Attention and alertness (including fluctuations)
Language: Speech / Reading / Writing
Executive function (planning, multitasking etc.)
Spatial & perceptual functioning
• Activities of daily living (ADLs)
– Are they still able to do their domestic tasks
– Any problems using household appliances / managing finances / driving?
– Do they need assistance?
• Psychological and behavioural symptoms
Any changes in personality / out of character behaviours?
Features of depression or anxiety?
Delusions or hallucinations?
Changes in sleep / appetite?
General History
• Past psychiatric history
– History of treatment for depression
• Past medical history
– Vascular risk factors / CVA
– Gait changes / falls
– Bowel and bladder problems
• Family History
– Psychiatric or neurological illness
– Dementia
• Personal History
– Age on leaving education; occupation
– Drug & alcohol history
• Risks
– E.g. Self-neglect, driving, wandering, falls, fire, medication, financial abuse,
aggression, carer stress, lack of insight
Cognitive Assessment: The
Practical Aspects
Basic Screening Tests
• Quick & easy to use
• Limited range of abilities
– Don’t measure executive functioning
– Poor memory assessment
– Poor sensitivity
• Other standard tools: e.g. MOCA / ACE-III
For an informal assessment you don’t have to,
or can’t always use a standardised tool….
Sometimes you have to improvise
A simple mnemonic
Time: Please can you tell me…..
What time of day it is? (approx.)
What day of the week it is today?
What is the date?
What month is it now?
What year is it?
Place: Could you tell me……
What is the name of this building?
What floor of the building are we on?
Which town / city are we in?
What is the name of the county?
What country are we in now?
• Tell the patient you are going to say three words which
you would like them to repeat
• Can repeat the instruction up to five times
• Inform them you will be asking again later
Serial subtraction
Month of the year in reverse
Language & Comprehension
• Naming
– 2 objects
• Comprehension
– Multi-stage instruction

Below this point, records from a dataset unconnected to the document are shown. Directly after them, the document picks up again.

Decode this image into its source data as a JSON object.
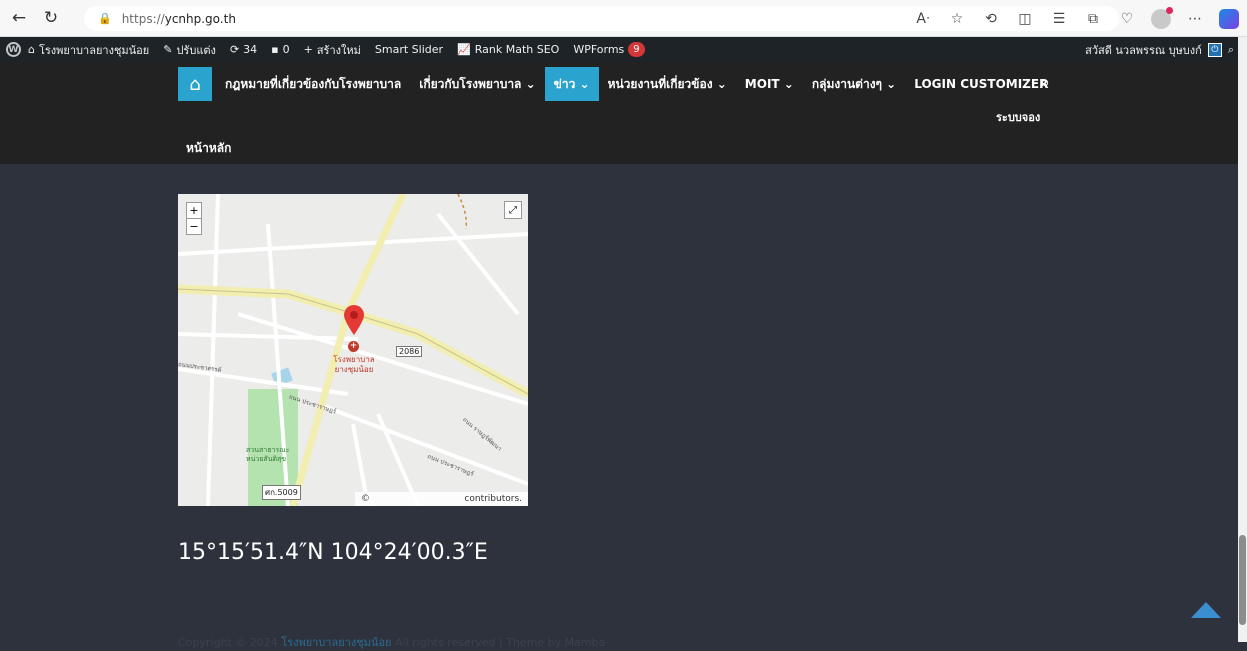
{
  "browser": {
    "url_scheme": "https://",
    "url_host": "ycnhp.go.th",
    "back_icon": "arrow-left-icon",
    "reload_icon": "reload-icon"
  },
  "admin_bar": {
    "site_name": "โรงพยาบาลยางชุมน้อย",
    "customize": "ปรับแต่ง",
    "updates": "34",
    "comments": "0",
    "new": "สร้างใหม่",
    "smart_slider": "Smart Slider",
    "rank_math": "Rank Math SEO",
    "wpforms": "WPForms",
    "wpforms_badge": "9",
    "greeting": "สวัสดี นวลพรรณ บุษบงก์"
  },
  "nav": {
    "items": [
      {
        "label": "กฎหมายที่เกี่ยวข้องกับโรงพยาบาล",
        "active": false
      },
      {
        "label": "เกี่ยวกับโรงพยาบาล ⌄",
        "active": false
      },
      {
        "label": "ข่าว ⌄",
        "active": true
      },
      {
        "label": "หน่วยงานที่เกี่ยวข้อง ⌄",
        "active": false
      },
      {
        "label": "MOIT ⌄",
        "active": false
      },
      {
        "label": "กลุ่มงานต่างๆ ⌄",
        "active": false
      },
      {
        "label": "LOGIN CUSTOMIZER",
        "active": false
      }
    ],
    "sub_item": "ระบบจอง",
    "home_link": "หน้าหลัก"
  },
  "map": {
    "zoom_in": "+",
    "zoom_out": "−",
    "hospital_label": "โรงพยาบาลยางชุมน้อย",
    "road_2086": "2086",
    "road_5009": "ศก.5009",
    "park_label": "สวนสาธารณะหน่วยสันติสุข",
    "street_1": "ถนนประชาสรรค์",
    "street_2": "ถนน ประชาราษฎร์",
    "street_3": "ถนน ราษฎร์พัฒนา",
    "street_4": "ถนน ประชาราษฎร์",
    "attribution_left": "©",
    "attribution_right": "contributors."
  },
  "coordinates": "15°15′51.4″N 104°24′00.3″E",
  "footer": {
    "prefix": "Copyright © 2024",
    "link": "โรงพยาบาลยางชุมน้อย",
    "suffix": "All rights reserved | Theme by Mamba"
  }
}
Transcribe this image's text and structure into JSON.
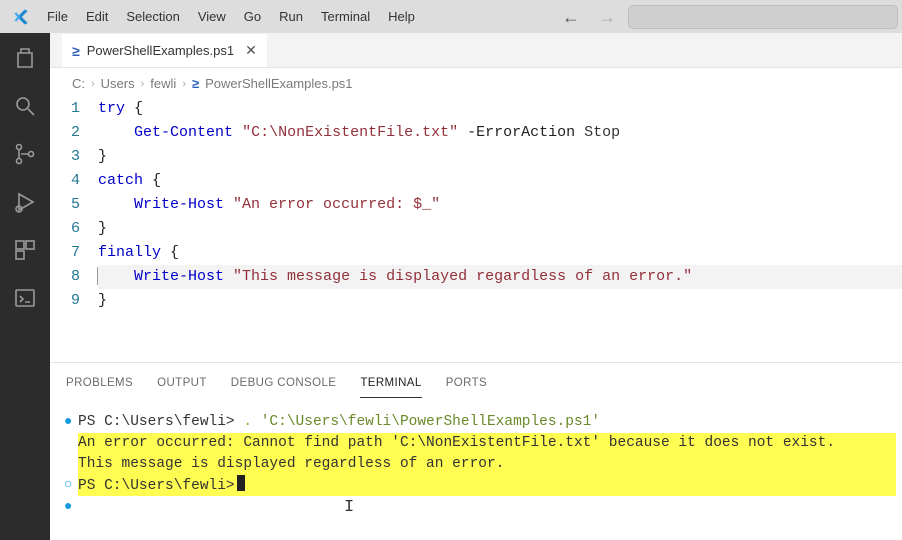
{
  "menu": {
    "file": "File",
    "edit": "Edit",
    "selection": "Selection",
    "view": "View",
    "go": "Go",
    "run": "Run",
    "terminal": "Terminal",
    "help": "Help"
  },
  "tab": {
    "filename": "PowerShellExamples.ps1"
  },
  "breadcrumbs": {
    "p0": "C:",
    "p1": "Users",
    "p2": "fewli",
    "p3": "PowerShellExamples.ps1"
  },
  "gutter": {
    "l1": "1",
    "l2": "2",
    "l3": "3",
    "l4": "4",
    "l5": "5",
    "l6": "6",
    "l7": "7",
    "l8": "8",
    "l9": "9"
  },
  "code": {
    "l1a": "try",
    "l1b": " {",
    "l2a": "    ",
    "l2b": "Get-Content",
    "l2c": " ",
    "l2d": "\"C:\\NonExistentFile.txt\"",
    "l2e": " ",
    "l2f": "-ErrorAction",
    "l2g": " Stop",
    "l3a": "}",
    "l4a": "catch",
    "l4b": " {",
    "l5a": "    ",
    "l5b": "Write-Host",
    "l5c": " ",
    "l5d": "\"An error occurred: $_\"",
    "l6a": "}",
    "l7a": "finally",
    "l7b": " {",
    "l8a": "    ",
    "l8b": "Write-Host",
    "l8c": " ",
    "l8d": "\"This message is displayed regardless of an error.\"",
    "l9a": "}"
  },
  "panel_tabs": {
    "problems": "PROBLEMS",
    "output": "OUTPUT",
    "debug": "DEBUG CONSOLE",
    "terminal": "TERMINAL",
    "ports": "PORTS"
  },
  "terminal": {
    "r1a": "PS C:\\Users\\fewli> ",
    "r1b": ". ",
    "r1c": "'C:\\Users\\fewli\\PowerShellExamples.ps1'",
    "r2": "An error occurred: Cannot find path 'C:\\NonExistentFile.txt' because it does not exist.",
    "r3": "This message is displayed regardless of an error.",
    "r4": "PS C:\\Users\\fewli>"
  }
}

• Repetition
– Words and sentence
• Reading
– Read and follow sentence
• Writing
– Ask to write sentence of their
Memory / Recall
• Anterograde
– Ask them to repeat the items
learnt earlier
• Retrograde
– What is the name of the current
prime minister?
– What year did World War II end?
Executive Function
• Motor
– 3 stage Luria task
– Alternating hand movements
• Similarities
Apple and orange?
Table and chair?
Tennis & rugby?
Poem & statue?
Draw Shapes
• Copy wire diagram
• Draw clock face
• A structured approach is important
• Have low threshold for cognitive assessment
• Devise a way of remembering the areas to be
• A holistic approach to assessment / management is
• Cognitive assessment is easy if you’ve practiced!
– With each other
– But especially with real patients
Further Reading
• Butler R., Pitt B. Seminars In Old Age Psychiatry. Royal College Of
Psychiatrists. Gaskell. 1993
• Risk Assessment (Safety Profile), An Introduction To The Arrangements For
Risk Assessment In Lancashire Care NHS Trust
• Young J, Meagher D, & MacLullich A. Cognitive assessment of older
people. BMJ 2011;343: d5042 www.bmj.com/content/343/bmj.d5042
• For more detailed information on cognitive assessment the following is a
useful and succinct article:
– C M Kipps, J R Hodges. Cognitive assessment for clinicians. Journal of
Neurology, Neurosurgery & Psychiatry 2005;76:i22-i30